Low
Moderate
Elevated
High
Very High
Severe
Extreme

Overview

Executive Summary

Singapore's economic growth in the third quarter of 2019 surpassed official flash estimate of 0.1% year on year (y/y), buoyed by a better-than-expected showing in industrial activity, thereby taking Singapore away from recession risk. IHS Markit projects full-year growth at 0.5% year on year (y/y) for 2019. Although there are signs of bottoming out in the manufacturing sector, the outlook remains challenging as uncertainty in mainland China-US trade relations continues to linger with flip-flops in negotiations and business confidence in general remains subdued, as the Purchasing Managers' Index (PMI) data continues to sink. In addition, slowdown in mainland China remains a concern.Singaporean Prime Minister Lee Hsien Loong is likely to hand over his position to Minister for Finance Heng Swee Keat, who was also appointed as deputy prime minister in May 2019, during the next parliamentary term. Heng and the People's Action Party (PAP) are likely to follow a largely stable policy platform, seeking to continue developing a technology and services-driven economy rather than a merchandise-export-led economy reliant on cheap foreign labour. A parliamentary election is likely in 2020, and the ruling PAP is well-placed to win.Government policy has been working for several years to progressively transform the economy into more of a knowledge-based economy with incentives put in place to induce extra investment into labour saving and other investments focused on developing a more knowledge-based economy. The uptake has been weak with small and medium-sized enterprises (SMEs) lagging behind larger firms, but the government appears to be better targeting its policies for this transition to gain momentum. The 2019 budget continued to provide investment support for firms to invest in innovative/technological solutions.
Last update: March 3, 2020

Operational Outlook

The government's zero-tolerance approach to corruption and a well-recompensed civil service mean corruption risks are low. Industrial action is very rare given close co‐operation between the government and trade unions and generally good wages and working conditions. The government dealt with a 2013 riot involving migrant workers, and preventive measures against a repeat riot were introduced. There has not been any worker unrest or industrial action since. Infrastructure is of a high standard, including sophisticated telecommunications networks, extensive public transport, and high-quality air and seaport facilities.

Last update: November 29, 2019

Terrorism

Moderate

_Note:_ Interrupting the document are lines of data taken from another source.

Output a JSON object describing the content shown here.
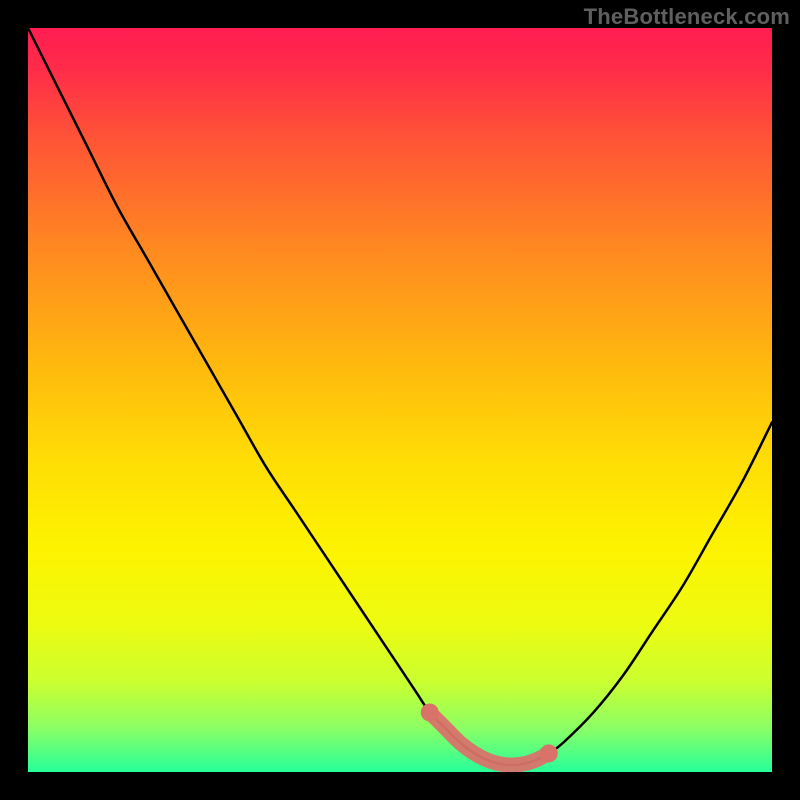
{
  "watermark": "TheBottleneck.com",
  "chart_data": {
    "type": "line",
    "title": "",
    "xlabel": "",
    "ylabel": "",
    "xlim": [
      0,
      100
    ],
    "ylim": [
      0,
      100
    ],
    "grid": false,
    "legend": false,
    "series": [
      {
        "name": "curve",
        "color": "#000000",
        "x": [
          0,
          4,
          8,
          12,
          16,
          20,
          24,
          28,
          32,
          36,
          40,
          44,
          48,
          52,
          54,
          56,
          58,
          60,
          62,
          64,
          66,
          68,
          70,
          72,
          76,
          80,
          84,
          88,
          92,
          96,
          100
        ],
        "y": [
          100,
          92,
          84,
          76,
          69,
          62,
          55,
          48,
          41,
          35,
          29,
          23,
          17,
          11,
          8,
          6,
          4,
          2.5,
          1.5,
          1,
          1,
          1.5,
          2.5,
          4,
          8,
          13,
          19,
          25,
          32,
          39,
          47
        ]
      }
    ],
    "highlight": {
      "name": "optimal-zone",
      "color": "#d9736a",
      "x_range": [
        54,
        70
      ],
      "y_at_x": [
        8,
        6,
        4,
        2.5,
        1.5,
        1,
        1,
        1.5,
        2.5
      ]
    },
    "background_gradient": {
      "stops": [
        {
          "offset": 0.0,
          "color": "#ff1d52"
        },
        {
          "offset": 0.05,
          "color": "#ff2a4a"
        },
        {
          "offset": 0.15,
          "color": "#ff5436"
        },
        {
          "offset": 0.3,
          "color": "#ff8a20"
        },
        {
          "offset": 0.45,
          "color": "#ffb80e"
        },
        {
          "offset": 0.58,
          "color": "#ffdd05"
        },
        {
          "offset": 0.7,
          "color": "#fdf300"
        },
        {
          "offset": 0.8,
          "color": "#edfb10"
        },
        {
          "offset": 0.88,
          "color": "#caff30"
        },
        {
          "offset": 0.94,
          "color": "#8cff64"
        },
        {
          "offset": 1.0,
          "color": "#27ff9a"
        }
      ]
    }
  }
}
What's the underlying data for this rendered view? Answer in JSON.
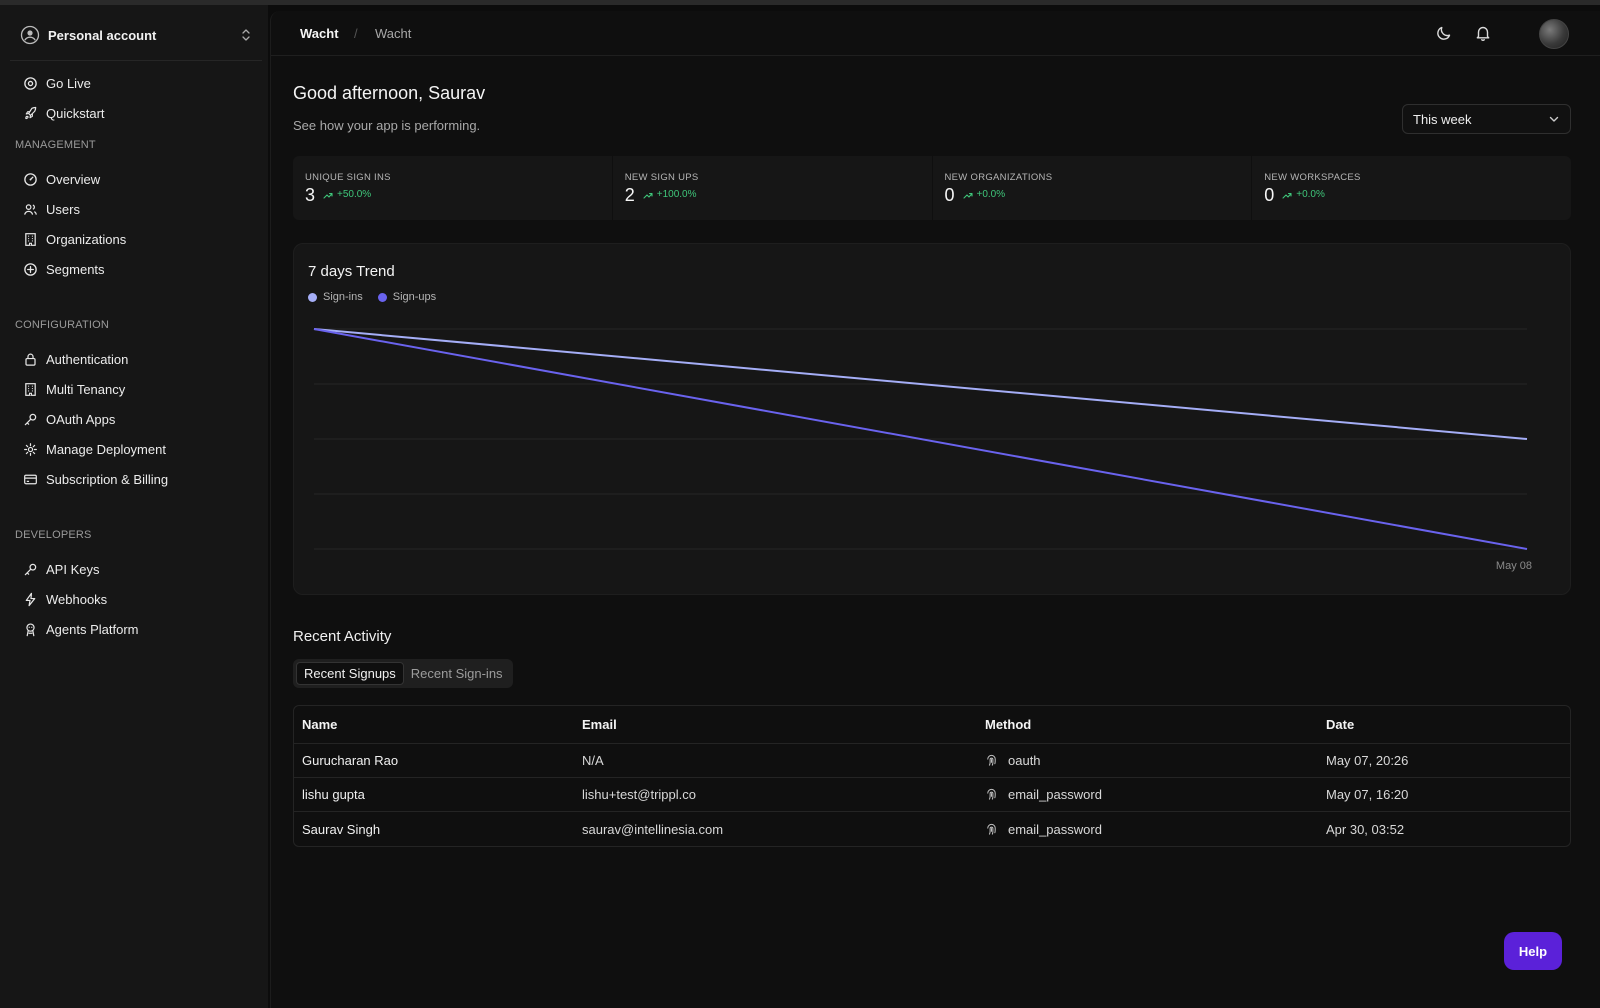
{
  "sidebar": {
    "account_label": "Personal account",
    "top_items": [
      {
        "label": "Go Live",
        "icon": "radio-icon"
      },
      {
        "label": "Quickstart",
        "icon": "rocket-icon"
      }
    ],
    "sections": [
      {
        "title": "MANAGEMENT",
        "items": [
          {
            "label": "Overview",
            "icon": "gauge-icon"
          },
          {
            "label": "Users",
            "icon": "users-icon"
          },
          {
            "label": "Organizations",
            "icon": "building-icon"
          },
          {
            "label": "Segments",
            "icon": "segments-icon"
          }
        ]
      },
      {
        "title": "CONFIGURATION",
        "items": [
          {
            "label": "Authentication",
            "icon": "lock-icon"
          },
          {
            "label": "Multi Tenancy",
            "icon": "building-icon"
          },
          {
            "label": "OAuth Apps",
            "icon": "key-icon"
          },
          {
            "label": "Manage Deployment",
            "icon": "gear-icon"
          },
          {
            "label": "Subscription & Billing",
            "icon": "credit-card-icon"
          }
        ]
      },
      {
        "title": "DEVELOPERS",
        "items": [
          {
            "label": "API Keys",
            "icon": "key-icon"
          },
          {
            "label": "Webhooks",
            "icon": "bolt-icon"
          },
          {
            "label": "Agents Platform",
            "icon": "agent-icon"
          }
        ]
      }
    ]
  },
  "header": {
    "breadcrumb": [
      "Wacht",
      "Wacht"
    ],
    "separator": "/"
  },
  "dashboard": {
    "greeting": "Good afternoon, Saurav",
    "subtitle": "See how your app is performing.",
    "period": "This week",
    "stats": [
      {
        "label": "UNIQUE SIGN INS",
        "value": "3",
        "delta": "+50.0%"
      },
      {
        "label": "NEW SIGN UPS",
        "value": "2",
        "delta": "+100.0%"
      },
      {
        "label": "NEW ORGANIZATIONS",
        "value": "0",
        "delta": "+0.0%"
      },
      {
        "label": "NEW WORKSPACES",
        "value": "0",
        "delta": "+0.0%"
      }
    ]
  },
  "chart_data": {
    "type": "line",
    "title": "7 days Trend",
    "x": [
      "",
      "May 08"
    ],
    "series": [
      {
        "name": "Sign-ins",
        "color": "#a5aef7",
        "values": [
          4,
          2
        ]
      },
      {
        "name": "Sign-ups",
        "color": "#6a63ee",
        "values": [
          4,
          0
        ]
      }
    ],
    "ylim": [
      0,
      4
    ],
    "grid": true,
    "legend": "top-left"
  },
  "recent": {
    "title": "Recent Activity",
    "tabs": [
      "Recent Signups",
      "Recent Sign-ins"
    ],
    "columns": [
      "Name",
      "Email",
      "Method",
      "Date"
    ],
    "rows": [
      {
        "name": "Gurucharan Rao",
        "email": "N/A",
        "method": "oauth",
        "date": "May 07, 20:26"
      },
      {
        "name": "lishu gupta",
        "email": "lishu+test@trippl.co",
        "method": "email_password",
        "date": "May 07, 16:20"
      },
      {
        "name": "Saurav Singh",
        "email": "saurav@intellinesia.com",
        "method": "email_password",
        "date": "Apr 30, 03:52"
      }
    ]
  },
  "help_label": "Help",
  "colors": {
    "accent": "#5b21d9",
    "positive": "#3fc67a"
  }
}
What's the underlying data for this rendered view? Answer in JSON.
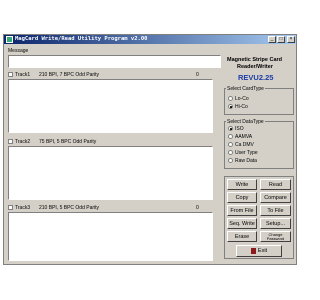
{
  "window": {
    "title": "MagCard Write/Read Utility Program v2.00",
    "minimize": "_",
    "maximize": "□",
    "close": "×"
  },
  "message": {
    "label": "Message",
    "value": ""
  },
  "tracks": [
    {
      "label": "Track1",
      "format": "210 BPI, 7 BPC Odd Parity",
      "count": "0"
    },
    {
      "label": "Track2",
      "format": "75 BPI, 5 BPC Odd Parity",
      "count": "0"
    },
    {
      "label": "Track3",
      "format": "210 BPI, 5 BPC Odd Parity",
      "count": "0"
    }
  ],
  "device": {
    "title_line1": "Magnetic Stripe Card",
    "title_line2": "Reader/Writer",
    "revision": "REVU2.25"
  },
  "card_type": {
    "label": "Select CardType",
    "options": [
      "Lo-Co",
      "Hi-Co"
    ],
    "selected": "Hi-Co"
  },
  "data_type": {
    "label": "Select DataType",
    "options": [
      "ISO",
      "AAMVA",
      "Ca DMV",
      "User Type",
      "Raw Data"
    ],
    "selected": "ISO"
  },
  "buttons": {
    "write": "Write",
    "read": "Read",
    "copy": "Copy",
    "compare": "Compare",
    "from_file": "From File",
    "to_file": "To File",
    "seq_write": "Seq. Write",
    "setup": "Setup...",
    "erase": "Erase",
    "change_password_line1": "Change",
    "change_password_line2": "Password",
    "exit": "Exit"
  }
}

Militant attacks are unlikely in Singapore, although there is some indication that the city-state is an aspirational target for transnational jihadist groups, such as the Islamic State. If a jihadist attack were to take place in Singapore, it would probably be crude – involving bladed weaponry or vehicular ramming – because Singapore's strict control over firearms and explosives renders larger, more complex attacks unlikely.

Last update: February 8, 2020

Crime

Latest Singapore Police Force data showed overall reported crime had increased by 6.3% in 2019, reaching a nine-year high. The increase, however, was mainly attributable to a substantial surge in fraud and internet-based crime (e-commerce and sex scams). When excluding these crimes, Singapore's reported crimes decreased by 4.6%. Strict controls on firearms have virtually eliminated armed robbery incidence. There is nothing to indicate that Singapore's low crime risk environment will deteriorate in the one-year outlook.

Last update: February 8, 2020

War Risks

Singapore maintains a well-equipped military but has good relations with its neighbours and ASEAN members, rendering any type of military confrontation involving the city-state unlikely. Outstanding maritime territorial disputes with Indonesia and Malaysia are generally unlikely to disrupt commercial shipping, although there is a moderate risk of vessels being temporarily seized in disputed areas.

Last update: February 8, 2020

Social Stability

Low

Demonstrations over controversial government policies tend to be organised as peaceful rallies and held at locations designated by the authorities. However, these are unlikely to be violent or disruptive. The most recent notable bout of violent protests occurred in December 2013, when a riot broke out involving workers from South Asia in the Little India district around Race Course Road. However, that incident was likely to be isolated and further unrest involving foreign workers is unlikely.

Last update: February 8, 2020

Health Risk

Very high

Vaccinations required to enter the country

Proof of vaccination against yellow fever is required for travelers over one year of age who within the previous six days have been in a country with risk of yellow fever (YFV) transmission or who have been in transit in an airport located in a country with risk of YFV transmission.

Routine Vaccinations

Hepatitis A: A vaccine is available for anyone over one year of age. The vaccine may not be effective for certain people, e.g. those born before 1945 and who lived as a child in a developing country and/or have a past history of jaundice (icterus). These people can instead get a shot of immune globulin (IG) to boost their immunity against the disease.

Hepatitis B: A vaccine is available for children at least two months old.

Diphtheria-Tetanus-Polio: A booster shot should be administered if necessary (once every ten years).

Other Vaccinations

Typhoid Fever: If your travels take you to regions with poor sanitary conditions (for children two years old and up).

Japanese Encephalitis: For stays of longer than one month in a rural zone during the rainy season (for children over the age of one). The vaccine is administered in a local medical facility.

Last update: April 5, 2019

Natural Risks

Very high

The country experiences two distinct monsoon seasons each year: one from December to March (northeast monsoon season) and the other from June to September (southeast monsoon season). During these periods, torrential rain and violent winds are not rare. It should also be noted that Singapore is situated in an active seismic zone.

Last update: April 5, 2019

Transportation

Moderate

Public transit systems are reliable and extensive.

Last update: April 5, 2019

Practical Information

Climate

Singapore's climate is hot and humid throughout the year with an abundance of rain from November throughout January during the northeast monsoon (torrential but brief rain showers quickly giving way to sunny skies) and from May through September during the southern monsoon (less rain but more rainy days).

Useful Numbers

Country Code: +65
Police: 999
Fire Dept.: 995
Ambulance: 995

Electricity

Voltage: 230 V ~ 50 Hz

Outlets:

Last update: April 5, 2019